Data entries
_ _ _ _ _
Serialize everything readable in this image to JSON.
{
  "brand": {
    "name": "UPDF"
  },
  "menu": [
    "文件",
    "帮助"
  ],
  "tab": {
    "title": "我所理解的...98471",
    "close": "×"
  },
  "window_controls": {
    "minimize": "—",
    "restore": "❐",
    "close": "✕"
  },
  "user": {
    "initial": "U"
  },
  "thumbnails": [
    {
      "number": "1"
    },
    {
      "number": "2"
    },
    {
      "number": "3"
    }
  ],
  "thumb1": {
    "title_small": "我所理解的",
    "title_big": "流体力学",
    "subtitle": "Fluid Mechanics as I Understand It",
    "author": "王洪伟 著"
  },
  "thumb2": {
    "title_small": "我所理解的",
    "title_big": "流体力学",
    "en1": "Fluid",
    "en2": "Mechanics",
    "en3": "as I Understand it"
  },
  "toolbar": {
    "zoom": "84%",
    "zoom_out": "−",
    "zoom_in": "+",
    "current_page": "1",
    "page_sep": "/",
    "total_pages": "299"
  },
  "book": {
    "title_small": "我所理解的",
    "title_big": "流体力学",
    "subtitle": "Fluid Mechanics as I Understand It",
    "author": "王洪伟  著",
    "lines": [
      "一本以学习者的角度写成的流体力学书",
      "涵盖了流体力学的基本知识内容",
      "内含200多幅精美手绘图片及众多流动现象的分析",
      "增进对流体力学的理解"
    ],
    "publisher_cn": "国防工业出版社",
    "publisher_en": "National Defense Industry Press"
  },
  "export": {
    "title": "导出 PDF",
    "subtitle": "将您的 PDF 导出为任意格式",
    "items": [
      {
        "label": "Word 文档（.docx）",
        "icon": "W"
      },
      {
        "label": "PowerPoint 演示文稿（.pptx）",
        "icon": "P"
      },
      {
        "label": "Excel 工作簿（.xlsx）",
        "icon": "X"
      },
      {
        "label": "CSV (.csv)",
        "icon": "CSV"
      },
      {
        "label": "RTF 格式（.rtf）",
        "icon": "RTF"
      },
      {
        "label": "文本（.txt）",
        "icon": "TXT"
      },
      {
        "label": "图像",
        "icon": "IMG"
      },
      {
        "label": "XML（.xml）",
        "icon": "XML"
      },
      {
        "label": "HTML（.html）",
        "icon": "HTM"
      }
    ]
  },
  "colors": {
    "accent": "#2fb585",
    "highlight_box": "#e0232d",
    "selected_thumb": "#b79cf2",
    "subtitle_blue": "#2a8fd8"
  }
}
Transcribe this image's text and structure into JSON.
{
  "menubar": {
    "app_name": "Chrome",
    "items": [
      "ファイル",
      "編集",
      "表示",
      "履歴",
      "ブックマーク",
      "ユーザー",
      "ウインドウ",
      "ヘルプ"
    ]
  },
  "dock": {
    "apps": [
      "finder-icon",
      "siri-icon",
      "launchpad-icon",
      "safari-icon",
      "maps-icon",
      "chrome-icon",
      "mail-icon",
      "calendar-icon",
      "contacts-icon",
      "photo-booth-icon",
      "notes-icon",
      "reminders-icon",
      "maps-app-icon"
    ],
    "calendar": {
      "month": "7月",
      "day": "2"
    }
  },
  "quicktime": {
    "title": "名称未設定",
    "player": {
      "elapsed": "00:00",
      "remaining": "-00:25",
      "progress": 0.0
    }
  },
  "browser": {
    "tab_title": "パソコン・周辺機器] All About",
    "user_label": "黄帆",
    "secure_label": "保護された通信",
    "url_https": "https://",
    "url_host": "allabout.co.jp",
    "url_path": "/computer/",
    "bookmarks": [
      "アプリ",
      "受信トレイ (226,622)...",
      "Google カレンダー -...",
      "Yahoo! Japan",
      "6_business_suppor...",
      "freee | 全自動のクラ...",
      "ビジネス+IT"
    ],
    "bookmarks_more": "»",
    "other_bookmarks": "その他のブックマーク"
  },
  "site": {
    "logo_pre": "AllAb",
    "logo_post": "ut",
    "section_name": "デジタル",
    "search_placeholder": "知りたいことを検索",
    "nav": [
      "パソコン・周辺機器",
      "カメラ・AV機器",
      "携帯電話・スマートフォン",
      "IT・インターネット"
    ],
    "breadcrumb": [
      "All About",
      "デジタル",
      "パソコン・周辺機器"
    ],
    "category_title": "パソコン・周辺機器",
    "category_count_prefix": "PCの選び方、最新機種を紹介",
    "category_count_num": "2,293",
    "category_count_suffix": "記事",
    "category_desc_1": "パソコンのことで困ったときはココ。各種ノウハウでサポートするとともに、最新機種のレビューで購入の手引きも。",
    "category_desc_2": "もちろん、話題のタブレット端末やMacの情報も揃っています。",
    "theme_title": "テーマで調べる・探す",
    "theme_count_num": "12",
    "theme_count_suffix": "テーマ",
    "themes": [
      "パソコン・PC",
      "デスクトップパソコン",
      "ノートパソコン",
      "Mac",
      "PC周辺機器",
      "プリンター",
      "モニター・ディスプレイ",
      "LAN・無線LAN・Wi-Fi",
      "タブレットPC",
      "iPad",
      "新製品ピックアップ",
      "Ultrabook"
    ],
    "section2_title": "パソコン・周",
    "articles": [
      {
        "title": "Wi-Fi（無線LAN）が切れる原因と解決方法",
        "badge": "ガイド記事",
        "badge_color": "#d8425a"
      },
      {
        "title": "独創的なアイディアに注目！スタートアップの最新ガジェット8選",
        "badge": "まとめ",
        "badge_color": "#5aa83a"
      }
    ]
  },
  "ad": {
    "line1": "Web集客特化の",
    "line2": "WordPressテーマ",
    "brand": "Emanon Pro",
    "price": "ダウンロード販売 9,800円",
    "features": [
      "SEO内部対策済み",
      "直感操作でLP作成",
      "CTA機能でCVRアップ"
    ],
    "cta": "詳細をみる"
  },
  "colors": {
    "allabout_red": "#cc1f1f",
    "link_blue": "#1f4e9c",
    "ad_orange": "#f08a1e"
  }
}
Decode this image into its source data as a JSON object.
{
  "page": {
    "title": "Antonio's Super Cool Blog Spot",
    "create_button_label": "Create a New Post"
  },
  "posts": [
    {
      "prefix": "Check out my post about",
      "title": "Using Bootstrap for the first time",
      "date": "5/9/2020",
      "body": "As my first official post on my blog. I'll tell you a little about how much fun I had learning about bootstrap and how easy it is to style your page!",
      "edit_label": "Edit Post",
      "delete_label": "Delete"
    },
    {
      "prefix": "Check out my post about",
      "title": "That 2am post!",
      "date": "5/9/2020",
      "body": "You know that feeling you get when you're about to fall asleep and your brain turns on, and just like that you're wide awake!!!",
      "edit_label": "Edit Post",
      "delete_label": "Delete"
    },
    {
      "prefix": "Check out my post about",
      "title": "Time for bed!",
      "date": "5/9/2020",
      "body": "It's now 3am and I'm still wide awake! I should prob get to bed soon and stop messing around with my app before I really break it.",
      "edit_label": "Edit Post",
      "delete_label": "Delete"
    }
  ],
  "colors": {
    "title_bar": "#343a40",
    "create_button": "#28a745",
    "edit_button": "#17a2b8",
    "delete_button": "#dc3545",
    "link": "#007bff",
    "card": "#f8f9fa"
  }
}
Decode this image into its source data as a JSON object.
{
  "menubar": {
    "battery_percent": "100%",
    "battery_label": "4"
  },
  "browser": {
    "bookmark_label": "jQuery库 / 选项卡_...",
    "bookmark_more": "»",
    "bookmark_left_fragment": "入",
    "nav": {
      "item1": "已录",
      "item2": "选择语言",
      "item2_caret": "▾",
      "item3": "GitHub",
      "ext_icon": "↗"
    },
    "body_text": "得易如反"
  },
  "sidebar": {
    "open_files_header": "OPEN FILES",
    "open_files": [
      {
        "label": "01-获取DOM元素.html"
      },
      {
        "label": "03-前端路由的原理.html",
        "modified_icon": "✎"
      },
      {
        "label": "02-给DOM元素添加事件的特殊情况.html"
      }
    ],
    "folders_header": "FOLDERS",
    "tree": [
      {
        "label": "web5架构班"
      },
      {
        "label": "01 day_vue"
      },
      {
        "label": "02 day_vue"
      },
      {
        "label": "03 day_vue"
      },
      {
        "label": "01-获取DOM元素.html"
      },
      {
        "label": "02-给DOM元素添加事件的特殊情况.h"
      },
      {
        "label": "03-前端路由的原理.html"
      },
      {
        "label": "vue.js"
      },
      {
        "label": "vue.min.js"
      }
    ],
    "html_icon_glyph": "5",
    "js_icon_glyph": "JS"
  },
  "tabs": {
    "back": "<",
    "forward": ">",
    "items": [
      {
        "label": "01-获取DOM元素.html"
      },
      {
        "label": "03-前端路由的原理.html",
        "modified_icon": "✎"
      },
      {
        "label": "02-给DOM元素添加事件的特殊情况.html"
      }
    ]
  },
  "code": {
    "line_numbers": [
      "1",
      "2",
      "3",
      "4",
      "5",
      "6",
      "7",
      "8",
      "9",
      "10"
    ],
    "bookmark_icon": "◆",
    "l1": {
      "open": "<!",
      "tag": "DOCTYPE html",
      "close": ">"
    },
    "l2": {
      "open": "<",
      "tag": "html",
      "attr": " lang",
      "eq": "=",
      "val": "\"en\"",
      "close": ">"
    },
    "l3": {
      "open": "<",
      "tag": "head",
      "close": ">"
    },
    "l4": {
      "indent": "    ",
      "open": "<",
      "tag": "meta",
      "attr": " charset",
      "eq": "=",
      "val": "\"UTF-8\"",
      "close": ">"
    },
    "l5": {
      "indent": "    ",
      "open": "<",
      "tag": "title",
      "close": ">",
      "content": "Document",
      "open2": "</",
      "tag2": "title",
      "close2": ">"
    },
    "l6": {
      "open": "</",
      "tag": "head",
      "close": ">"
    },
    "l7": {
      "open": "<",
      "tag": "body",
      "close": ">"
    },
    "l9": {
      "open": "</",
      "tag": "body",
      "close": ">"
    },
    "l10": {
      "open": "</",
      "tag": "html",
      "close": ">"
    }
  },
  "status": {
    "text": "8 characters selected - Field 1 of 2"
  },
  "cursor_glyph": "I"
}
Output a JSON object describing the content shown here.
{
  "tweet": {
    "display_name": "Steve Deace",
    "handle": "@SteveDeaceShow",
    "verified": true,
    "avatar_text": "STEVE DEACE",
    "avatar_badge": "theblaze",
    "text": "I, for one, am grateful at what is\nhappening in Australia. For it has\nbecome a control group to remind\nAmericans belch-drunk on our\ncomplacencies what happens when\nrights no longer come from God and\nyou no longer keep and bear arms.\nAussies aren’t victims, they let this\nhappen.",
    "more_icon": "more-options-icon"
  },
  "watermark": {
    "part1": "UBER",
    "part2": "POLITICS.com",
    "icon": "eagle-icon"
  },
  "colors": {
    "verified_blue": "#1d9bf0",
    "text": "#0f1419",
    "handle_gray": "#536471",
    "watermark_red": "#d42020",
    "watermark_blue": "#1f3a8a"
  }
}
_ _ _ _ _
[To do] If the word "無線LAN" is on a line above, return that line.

[Output of the task]
      "LAN・無線LAN・Wi-Fi",
        "title": "Wi-Fi（無線LAN）が切れる原因と解決方法",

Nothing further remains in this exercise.